Renew Growing Greener Coalition to Legislature: Corbett Funding Cuts to Environmental Programs Undermine Shale Legislation
(HARRISBURG, PA) The Renew Growing Greener Coalition, the largest coalition of conservation, recreation and environmental organizations in the Commonwealth, today urged the Legislature to reject cuts to environmental, conservation and recreation programs in the Governor’s proposed 2012-2013 budget.
“With Pennsylvania’s land, water and air facing significant threats and impacts due to Marcellus Shale development, we should be increasing, not decreasing, funding for the programs that protect these vital resources,” said Andrew Heath, executive director of the Renew Growing Greener Coalition. “The funding contained in the Marcellus Shale legislation was meant to help address the environmental impacts of natural gas drilling, but there would actually be less funding available for these purposes if the Legislature approves the cuts to environmental, conservation and recreation programs proposed in the Governor’s budget.”

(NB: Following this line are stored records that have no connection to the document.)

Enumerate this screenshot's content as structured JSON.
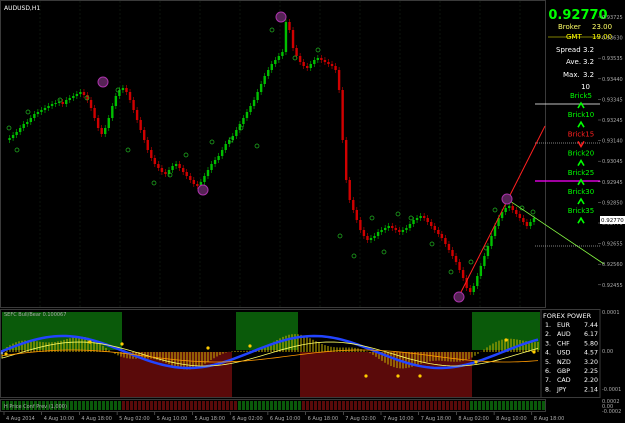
{
  "window": {
    "symbol_title": "AUDUSD,H1"
  },
  "info_panel": {
    "price": "0.92770",
    "broker_label": "Broker",
    "broker_value": "23.00",
    "gmt_label": "GMT",
    "gmt_value": "19.00",
    "spread_label": "Spread",
    "spread_value": "3.2",
    "ave_label": "Ave.",
    "ave_value": "3.2",
    "max_label": "Max.",
    "max_value": "3.2",
    "count_value": "10"
  },
  "bricks": [
    {
      "label": "Brick5",
      "arrow": "up"
    },
    {
      "label": "Brick10",
      "arrow": "up"
    },
    {
      "label": "Brick15",
      "arrow": "down"
    },
    {
      "label": "Brick20",
      "arrow": "up"
    },
    {
      "label": "Brick25",
      "arrow": "up"
    },
    {
      "label": "Brick30",
      "arrow": "up"
    },
    {
      "label": "Brick35",
      "arrow": "up"
    }
  ],
  "price_axis": {
    "labels": [
      "0.93725",
      "0.93630",
      "0.93535",
      "0.93440",
      "0.93345",
      "0.93245",
      "0.93140",
      "0.93045",
      "0.92945",
      "0.92850",
      "0.92770",
      "0.92655",
      "0.92560",
      "0.92455"
    ],
    "current_label": "0.92770"
  },
  "indicator1": {
    "title": "SEFC Bull/Bear 0.100067"
  },
  "indicator2": {
    "title": "H Price Conf Prev (1,000)"
  },
  "forex_power": {
    "title": "FOREX POWER",
    "rows": [
      {
        "rank": "1.",
        "currency": "EUR",
        "value": "7.44"
      },
      {
        "rank": "2.",
        "currency": "AUD",
        "value": "6.17"
      },
      {
        "rank": "3.",
        "currency": "CHF",
        "value": "5.80"
      },
      {
        "rank": "4.",
        "currency": "USD",
        "value": "4.57"
      },
      {
        "rank": "5.",
        "currency": "NZD",
        "value": "3.20"
      },
      {
        "rank": "6.",
        "currency": "GBP",
        "value": "2.25"
      },
      {
        "rank": "7.",
        "currency": "CAD",
        "value": "2.20"
      },
      {
        "rank": "8.",
        "currency": "JPY",
        "value": "2.14"
      }
    ]
  },
  "sub_axis": {
    "labels": [
      "0.0001",
      "0.00",
      "-0.0001",
      "0.0002",
      "0.00",
      "-0.0002"
    ]
  },
  "time_axis": {
    "labels": [
      "4 Aug 2014",
      "4 Aug 10:00",
      "4 Aug 18:00",
      "5 Aug 02:00",
      "5 Aug 10:00",
      "5 Aug 18:00",
      "6 Aug 02:00",
      "6 Aug 10:00",
      "6 Aug 18:00",
      "7 Aug 02:00",
      "7 Aug 10:00",
      "7 Aug 18:00",
      "8 Aug 02:00",
      "8 Aug 10:00",
      "8 Aug 18:00"
    ]
  },
  "colors": {
    "bull": "#00c000",
    "bear": "#d00000",
    "panel_border": "#3a3a3a",
    "accent_price": "#00ff00",
    "broker": "#ffff66",
    "gmt": "#ffff00",
    "magenta": "#ff00ff",
    "red_line": "#ff2020",
    "green_line": "#88ff44"
  }
}
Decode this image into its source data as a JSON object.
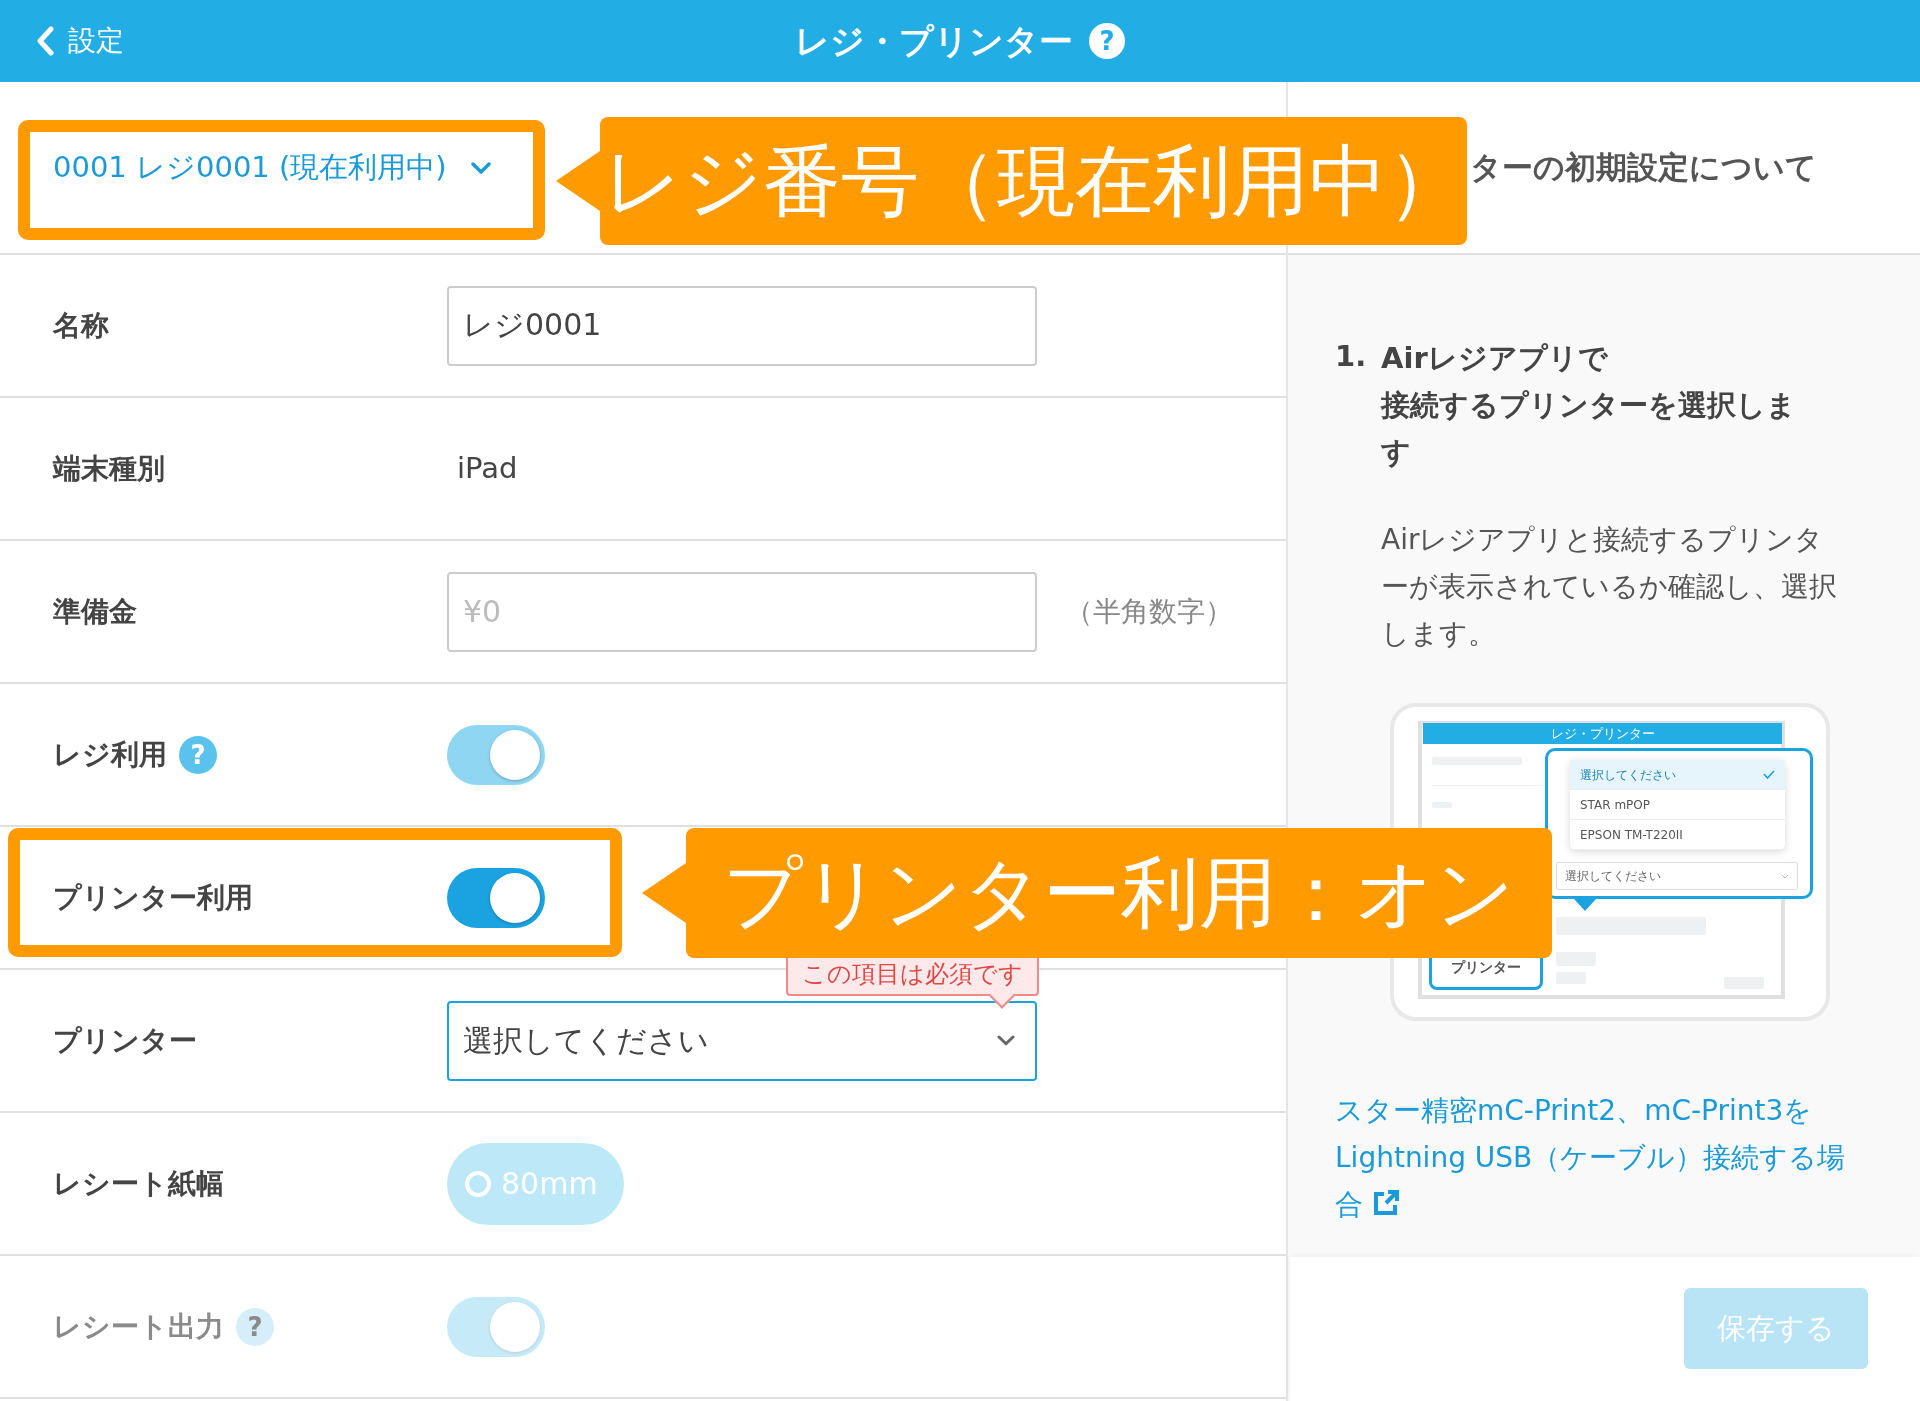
{
  "header": {
    "back_label": "設定",
    "title": "レジ・プリンター",
    "help": "?"
  },
  "register_select": {
    "value": "0001 レジ0001 (現在利用中)"
  },
  "guide_heading": "ターの初期設定について",
  "form_rows": [
    {
      "kind": "input",
      "label": "名称",
      "value": "レジ0001"
    },
    {
      "kind": "text",
      "label": "端末種別",
      "value": "iPad"
    },
    {
      "kind": "input",
      "label": "準備金",
      "placeholder": "¥0",
      "note": "（半角数字）"
    },
    {
      "kind": "toggle",
      "label": "レジ利用",
      "help": "?",
      "on": true,
      "disabled": true
    },
    {
      "kind": "toggle",
      "label": "プリンター利用",
      "on": true,
      "disabled": false
    },
    {
      "kind": "select",
      "label": "プリンター",
      "value": "選択してください",
      "error": "この項目は必須です"
    },
    {
      "kind": "radio",
      "label": "レシート紙幅",
      "options": [
        {
          "label": "80mm",
          "selected": true,
          "disabled": true
        }
      ]
    },
    {
      "kind": "toggle",
      "label": "レシート出力",
      "help": "?",
      "on": true,
      "disabled": true
    }
  ],
  "guide": {
    "steps": [
      {
        "number": "1.",
        "title_lines": [
          "Airレジアプリで",
          "接続するプリンターを選択します"
        ],
        "body": "Airレジアプリと接続するプリンターが表示されているか確認し、選択します。"
      }
    ],
    "illustration": {
      "header_title": "レジ・プリンター",
      "menu_items": [
        {
          "label": "選択してください",
          "selected": true
        },
        {
          "label": "STAR mPOP",
          "selected": false
        },
        {
          "label": "EPSON TM-T220II",
          "selected": false
        }
      ],
      "select_value": "選択してください",
      "field_label": "プリンター"
    },
    "link": "スター精密mC-Print2、mC-Print3をLightning USB（ケーブル）接続する場合"
  },
  "callouts": [
    {
      "text": "レジ番号（現在利用中）"
    },
    {
      "text": "プリンター利用：オン"
    }
  ],
  "footer": {
    "save_button": {
      "label": "保存する",
      "disabled": true
    }
  }
}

Under the proposed budget, the Corbett administration has recommended:
- Using more than $37.5 from the Environmental Stewardship Fund to pay for debt service, leaving just $23 million available for Growing Greener programs and projects, the lowest amount of funding in recent decades.
- Transferring $30 million from the Keystone Recreation, Park and Conservation Fund to the general fund, and permanently eliminating this popular and important conservation and recreation program. This is the largest cut in conservation funding in state history.
- Diverting $20.5 million in dedicated farmland preservation funding from the cigarette tax to the general fund for 2012 and beyond.
“These cuts undermine the progress made in the Marcellus Shale legislation to increase investments in these programs,” said Heath. “We are calling on our legislative champions who support Growing Greener to prevent this from happening.”
Together, these programs have supported thousands of park and trail projects throughout the Commonwealth, preserved thousands of acres of family farmland, conserved thousands of acres of threatened open space and protected hundreds of miles of streams and waterways. In addition, they have contributed and leveraged billions of dollars to the Pennsylvania economy by helping to boost tourism, create jobs and generate revenue.